▸ **Data to use**:

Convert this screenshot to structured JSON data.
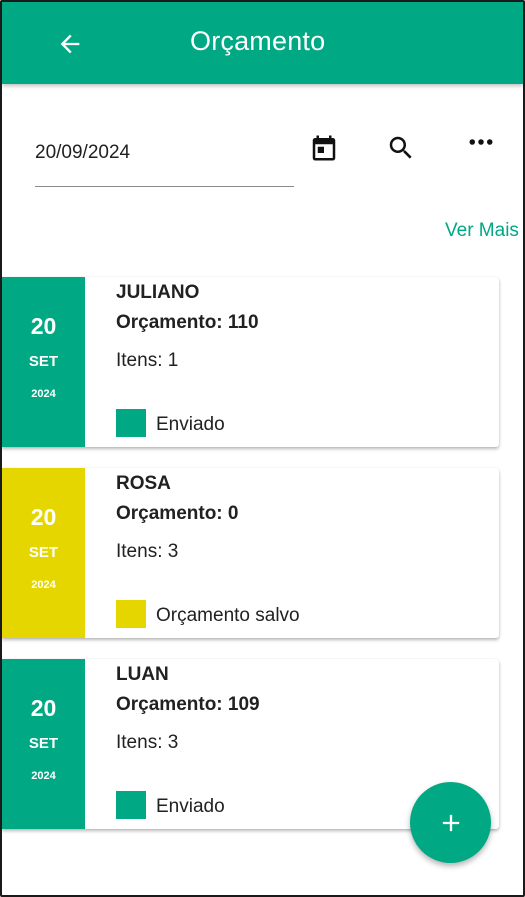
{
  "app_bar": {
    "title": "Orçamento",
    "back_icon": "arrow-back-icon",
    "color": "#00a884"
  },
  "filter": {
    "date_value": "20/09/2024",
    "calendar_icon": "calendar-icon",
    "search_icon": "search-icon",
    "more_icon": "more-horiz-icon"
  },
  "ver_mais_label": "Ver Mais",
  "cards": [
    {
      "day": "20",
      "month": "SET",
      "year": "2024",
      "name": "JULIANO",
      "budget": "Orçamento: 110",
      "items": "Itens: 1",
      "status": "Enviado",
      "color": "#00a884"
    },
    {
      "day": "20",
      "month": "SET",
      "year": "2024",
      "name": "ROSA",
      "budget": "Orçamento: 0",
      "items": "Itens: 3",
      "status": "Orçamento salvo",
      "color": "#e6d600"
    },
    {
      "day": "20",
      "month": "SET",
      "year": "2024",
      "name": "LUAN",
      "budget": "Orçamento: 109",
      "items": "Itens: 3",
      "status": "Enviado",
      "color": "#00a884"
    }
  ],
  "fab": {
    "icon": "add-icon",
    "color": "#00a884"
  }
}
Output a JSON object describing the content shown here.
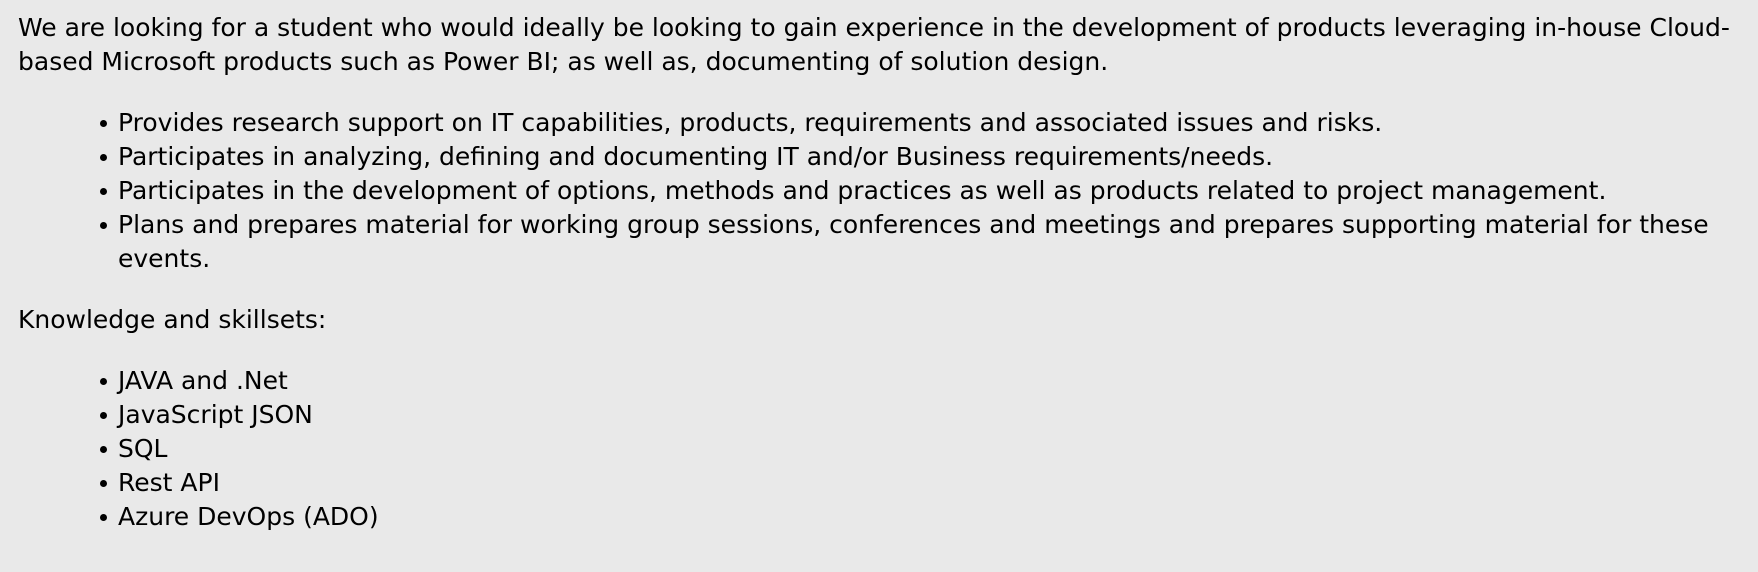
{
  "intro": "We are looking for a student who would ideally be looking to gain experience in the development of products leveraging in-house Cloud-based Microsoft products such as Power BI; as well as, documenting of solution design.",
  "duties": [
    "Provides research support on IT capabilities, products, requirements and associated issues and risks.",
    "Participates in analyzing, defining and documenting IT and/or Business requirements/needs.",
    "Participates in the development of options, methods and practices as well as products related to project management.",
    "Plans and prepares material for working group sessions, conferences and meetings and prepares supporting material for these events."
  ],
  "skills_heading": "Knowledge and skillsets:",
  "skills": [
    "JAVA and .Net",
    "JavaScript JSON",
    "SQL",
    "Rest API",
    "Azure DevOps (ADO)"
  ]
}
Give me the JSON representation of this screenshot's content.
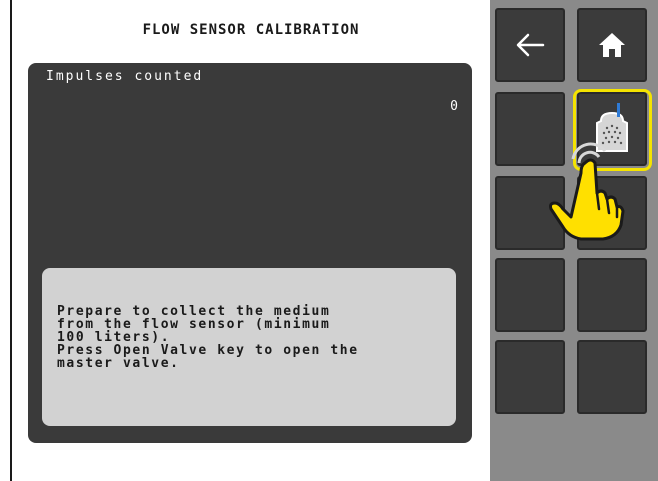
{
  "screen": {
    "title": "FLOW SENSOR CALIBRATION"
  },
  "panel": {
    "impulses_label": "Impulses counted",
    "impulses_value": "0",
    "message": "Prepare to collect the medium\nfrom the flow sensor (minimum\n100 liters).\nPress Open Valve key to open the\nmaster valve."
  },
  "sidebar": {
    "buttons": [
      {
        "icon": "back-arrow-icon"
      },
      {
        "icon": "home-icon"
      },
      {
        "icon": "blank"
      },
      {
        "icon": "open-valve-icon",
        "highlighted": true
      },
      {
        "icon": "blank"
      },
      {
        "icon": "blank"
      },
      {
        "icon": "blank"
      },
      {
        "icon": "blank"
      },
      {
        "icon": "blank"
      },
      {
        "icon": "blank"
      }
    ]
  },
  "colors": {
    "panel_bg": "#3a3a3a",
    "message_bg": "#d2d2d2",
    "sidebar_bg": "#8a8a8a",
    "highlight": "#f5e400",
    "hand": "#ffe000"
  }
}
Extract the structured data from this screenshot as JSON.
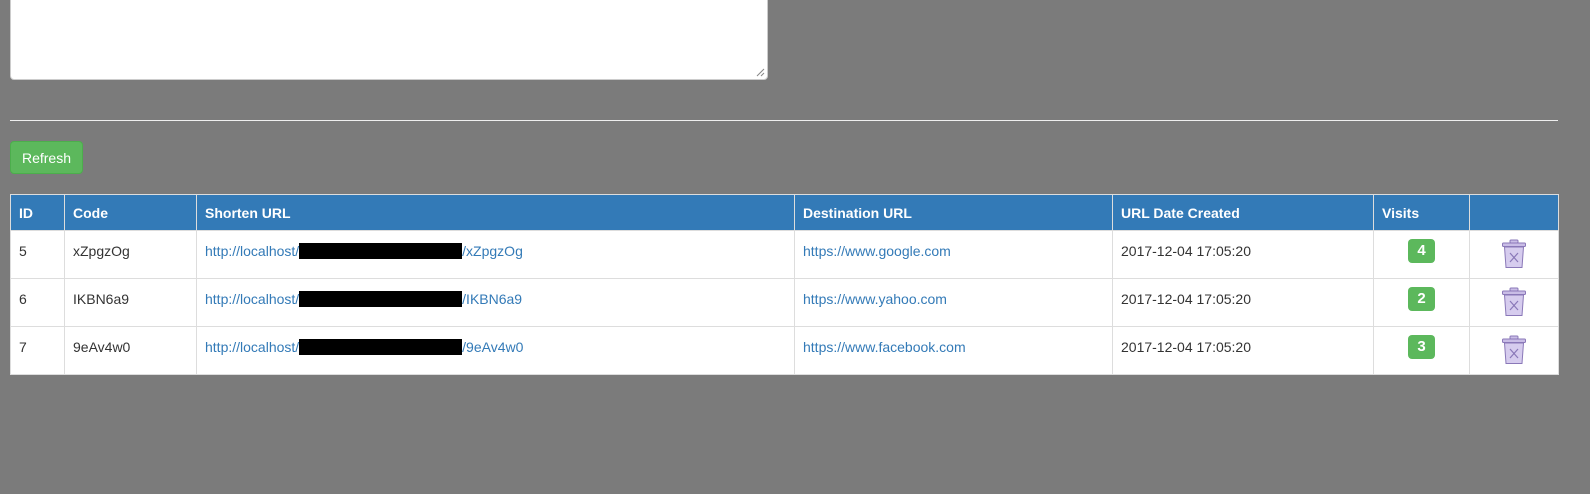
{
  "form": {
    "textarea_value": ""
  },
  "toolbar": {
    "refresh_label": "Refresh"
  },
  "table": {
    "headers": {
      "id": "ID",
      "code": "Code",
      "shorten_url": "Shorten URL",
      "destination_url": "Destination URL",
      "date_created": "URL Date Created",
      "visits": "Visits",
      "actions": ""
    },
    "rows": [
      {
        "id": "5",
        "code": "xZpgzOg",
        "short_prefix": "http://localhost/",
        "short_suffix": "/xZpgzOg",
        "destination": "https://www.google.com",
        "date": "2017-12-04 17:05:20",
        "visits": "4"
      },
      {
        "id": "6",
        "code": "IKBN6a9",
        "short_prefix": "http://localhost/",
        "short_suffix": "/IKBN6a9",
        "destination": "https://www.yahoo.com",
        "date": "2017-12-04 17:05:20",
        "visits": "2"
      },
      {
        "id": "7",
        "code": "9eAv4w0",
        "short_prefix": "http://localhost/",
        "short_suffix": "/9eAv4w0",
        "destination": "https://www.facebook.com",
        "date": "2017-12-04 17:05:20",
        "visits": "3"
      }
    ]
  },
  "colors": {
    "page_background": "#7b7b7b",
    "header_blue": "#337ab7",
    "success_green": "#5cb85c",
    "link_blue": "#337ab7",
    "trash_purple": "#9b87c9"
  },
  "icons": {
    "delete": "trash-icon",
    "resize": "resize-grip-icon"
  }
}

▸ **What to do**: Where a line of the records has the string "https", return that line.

▸ **Response**:
        "destination": "https://www.google.com",
        "destination": "https://www.yahoo.com",
        "destination": "https://www.facebook.com",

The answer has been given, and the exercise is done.